Quoting from parts of the article -
G: How important are visual aesthetics to your music, and how are you involved in that process?
CW: I’m realizing that my music is all visual. I approach music more like painting and graphic design — taking colors and shapes of sounds, chords, notes, texture, bass, and connecting and overlapping them until it feels right. I just hear it and do it. I’m not thinking about music as a thing, just sound as a feeling and images in the imagination.
My work now is more visual also in a literal sense. I’m making these audiovisual pieces from the ground up — shooting, editing, and adjusting color. It feels good, like the sounds and images have created a home together.
G: Can you talk separately about two of the most positive experiences you’ve had with listening to music and creating music?
CW: When I was 13, the music of Jimi Hendrix was the most amazing thing I had ever heard. It was like hearing someone make the music you had been listening to in you dreams. I knew I was going to play guitar for the rest of my life after listening to Hendrix, especially “Machine Gun” from Band of Gypsys Live at the Fillmore East.
I love John Coltrane. He’s another artist that I feel a very deep connection with. And I love his work with McCoy Tyner. The way he voices chords is just so beautiful. I can’t see Coltrane since he’s passed, but being able to see McCoy Tyner at Yoshi’s was so incredible. When I’m old, maybe I’ll just play some far-out jazz.
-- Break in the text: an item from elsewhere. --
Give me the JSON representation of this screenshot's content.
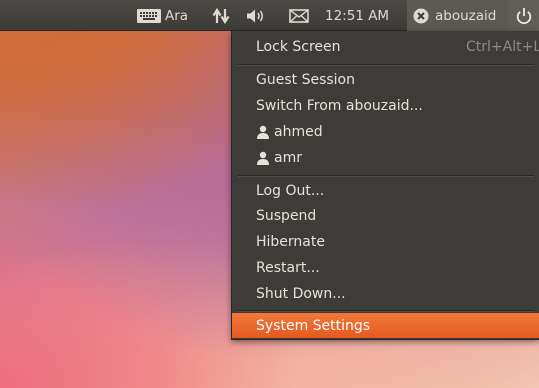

Creating Ocean Fire with Ryuichi Sakamoto was pretty surreal. It was the first time we ever met, and we recorded in his New York studio for hours. Pure sound communication. No speaking, only listening and responding with sound.
Playing my first show in Tokyo was a really amazing experience. Every show teaches you something, but this one really stood out. In the middle of my set, I looked up and felt this incredible feeling, like a validation of everything I wanted to do in my life. I could feel the audience connecting to the sound, and it was just so clear to me that I’m here to create and bring people together in this way.
G: What differences or similarities do you experience when collaborating versus recording by yourself? Do you prefer one to the other?
CW: I love collaboration because it always shows me something new about my own practice and how I communicate and relate to others. But I also love working solo, because it always shows me new things about myself that I would not discover outside of a creative process that is solely my responsibility. For me, it’s about setting an intention and designing a process around that. If the project calls for collaboration, I’ll do that. One thought that often goes through my mind that’s related to this is that, really, everything is a collaboration. You are always in collaboration with the universe around you. It’s all consciousness and I am one part of this incredible whole.
You can read the entire post here.
Since I was 13 years old I’ve dreamed about the power of art, sound and light, to transform oneself and inspire a space of loving change in the world. Music and images can be very strong medicine. So far in my life, this project, released today, is my biggest contribution to that vision. This is a visual album I call OPENING, and I hope you enjoy it.
FACT Magazine is streaming the music of my upcoming visual album OPENING -
So happy to share this with you. Full film is released SEPT 2 streaming from vimeo and my website - http://www.christopherwillits.com/opening
From the article -
The San Francisco multimedia artist brings it all together on his latest album.
Christopher Willits has spent over a decade exploring ambient soundscapes, collaborating with the likes of Kid606, Death Grips’ Zach Hill and Ryuichi Sakamoto, and working in photography, video and other mediums.
His latest work, OPENING, is a audio-visual project that brings many of these threads together, combining seven ambient tracks, 45 minutes of visual, seven photographs and a “multi-sensory, multiple channel live performance.” “Sound and light can transform and inspire our imaginations,” he says. “It can be used as a tool to awaken our consciousness.”
Along with his richly textured compositions, OPENING includes an abstract narrative film built from images and footage from his travels in California, Hawaii, Japan and Thailand, in what press materials describe as Planet Earth meets Koyaanisqatsi.